Shadows Fall took way too long to appear, especially considering that all their instruments were set up during Necro's waste of time. However, Boston's heroes were a welcome change and provided a heavy, funny and exciting reintroduction to the music form known as heavy metal. Their stage time seemed a little short at 35 minutes, but the anticipation of the bands to come kept the show’s momentum. Successor Every Time I Die felt a bit out of place surrounded by the likes of Goatwhore and Chimaira, but most seemed to like what they heard. The band got its biggest response for “The New Black,” which has gained notoriety from its inclusion in "Guitar Hero II." All in all, a decent set from a group that worked hard to win over the fans of heavier music.

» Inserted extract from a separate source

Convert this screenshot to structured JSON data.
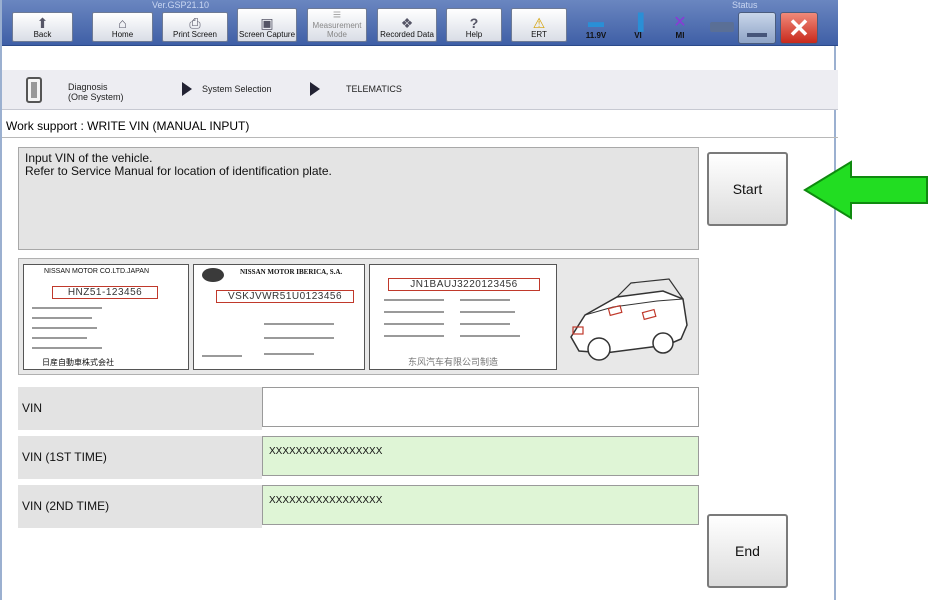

Chimaira’s entrance signaled a transition from the show being a somewhat lighthearted fest to a serious, no-holds-barred metal meltdown. The band had the night's best lighting effects, creating an aura with fog machines and green lights that added to the intensity of the performance and framed Chimaira beautifully. The band borrowed bassists for the show due to a death in member Jim LaMarca’s family. Stand-ins included “the human form of Beefcake the Mighty” and the bassists from Shadows Fall, Every Time I Die and members of the crew. They all fit in seamlessly, and the crowd, many of which it seemed came for Chimaira alone, simply went ape shit.
Headliner GWAR is in a league all its own, though. After an eternity of setup (more like 45 minutes, actually), the band arrived to an unbelievable uproar. It pounded through songs and skits, and everyone within a 100-foot radius of the stage paid the price. Blood cannons; giant, squirting dildos; and an ensemble cast of the decapitated, disemboweled and dismembered covered the crowd, the ceiling and the floor with their odious liquids for more than an hour. To reveal any more would cheat real GWAR disciples out of the surprise that comes with the territory, but let’s just say that if you’re offended or unimpressed, you shouldn’t be at a GWAR show in the first place. Not to discredit the other great bands of SOTU 2007, but GWAR alone is worth the ticket price. Grade-fucking-A.